A House subcommittee advanced two measures Wednesday aimed at improving broadband deployment and reallocating more airwaves for commercial use in the United States.
The House Energy and Commerce Subcommittee on Communications and Technology favorably reported a bill to ease commercial use of federal broadband assets and H.R. 1641 to encourage federal agencies to share spectrum. The two bills now await consideration from the full committee.
The first bill includes a series of ideas the subcommittee floated at a hearing in late October, all part of a shared goal to improving broadband connection across America. It includes sections to streamline broadband providers’ use of federal communications facilities and utility poles. It would also create an inventory of federal assets that could be used to expand broadband infrastructure.
A notable addition to the legislation is a measure introduced by Rep. Anna Eshoo (D-Calif.) that would require states to assess whether there’s a need to install pipelines for broadband connection whenever a federal highway project digs up roads.
The second bill, sponsored by Rep. Brett Guthrie (R-Ky.), would incentivize federal agencies to give up their bands of airwaves for commercial use. The bill would allow a federal agency to receive payment for giving up spectrum or for moving to another band of spectrum to share with another agency.
“These two bills are commonsense legislation that will remove unnecessary barriers to increasing broadband deployment and improve Internet access in the home and on the go,” said Subcommittee Chairman Rep. Greg Walden (R-Ore.).
They offer “creative proposals to encourage federal agencies to manage existing allotments of spectrum more efficiently and cede the remainder to the commercial sector,” he added.
Full Committee Chairman Rep. Fred Upton (R-Mich.) offered his support as well. “Both bills before the subcommittee today aim to make [broadband] investments happen…I am confident that the hard work this subcommittee has produced are good policies that will become productive laws.”
At Wednesday’s markup, Eshoo said her “Dig Once” provision could cut the cost of construction by 25 to 33 percent in urban areas and 16 percent in rural areas. Until now, the bill stalled due to procedural holdups despite bipartisan support and strong backing from the tech community.
Eshoo was happy to see her bill leap over one more hurdle. “I’m pleased that this commonsense bill is included in today’s markup,” she said.
Lawmakers in both the House and the Senate are attempting to satisfy the growing demand from wireless network providers for spectrum to build up their national mobile data networks.
In mid-November, Senate Commerce Committee Chairman John Thune (R-S.D.) attempted to move a similar bill that would incentivize agencies to sell their spectrum.

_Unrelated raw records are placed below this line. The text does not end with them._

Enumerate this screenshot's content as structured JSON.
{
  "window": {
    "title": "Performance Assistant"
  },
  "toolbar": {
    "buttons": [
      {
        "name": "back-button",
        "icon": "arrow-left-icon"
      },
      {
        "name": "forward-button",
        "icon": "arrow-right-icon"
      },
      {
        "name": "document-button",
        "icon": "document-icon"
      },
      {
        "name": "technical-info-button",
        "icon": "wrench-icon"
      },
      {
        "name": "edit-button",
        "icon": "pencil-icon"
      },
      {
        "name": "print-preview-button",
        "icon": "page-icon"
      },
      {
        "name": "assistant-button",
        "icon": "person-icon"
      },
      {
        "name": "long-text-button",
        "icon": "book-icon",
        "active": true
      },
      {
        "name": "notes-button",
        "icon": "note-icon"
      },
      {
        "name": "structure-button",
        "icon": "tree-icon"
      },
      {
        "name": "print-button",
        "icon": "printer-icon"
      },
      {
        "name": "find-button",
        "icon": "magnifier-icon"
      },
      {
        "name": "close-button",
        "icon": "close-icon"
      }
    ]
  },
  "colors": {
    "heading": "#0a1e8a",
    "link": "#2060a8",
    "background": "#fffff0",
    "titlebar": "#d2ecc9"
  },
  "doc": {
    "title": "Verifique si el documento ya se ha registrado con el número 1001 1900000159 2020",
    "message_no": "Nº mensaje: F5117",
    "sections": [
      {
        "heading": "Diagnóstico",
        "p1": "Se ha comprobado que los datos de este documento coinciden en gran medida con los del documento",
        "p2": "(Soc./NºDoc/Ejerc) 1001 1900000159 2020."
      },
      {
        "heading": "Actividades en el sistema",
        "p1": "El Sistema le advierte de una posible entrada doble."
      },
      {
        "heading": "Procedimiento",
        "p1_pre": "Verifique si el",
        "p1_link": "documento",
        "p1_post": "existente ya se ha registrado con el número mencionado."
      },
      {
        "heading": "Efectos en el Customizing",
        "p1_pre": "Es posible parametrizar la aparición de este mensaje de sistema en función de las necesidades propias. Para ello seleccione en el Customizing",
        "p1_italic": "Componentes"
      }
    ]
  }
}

That markup was cancelled to give stakeholders more time to review complex legislation.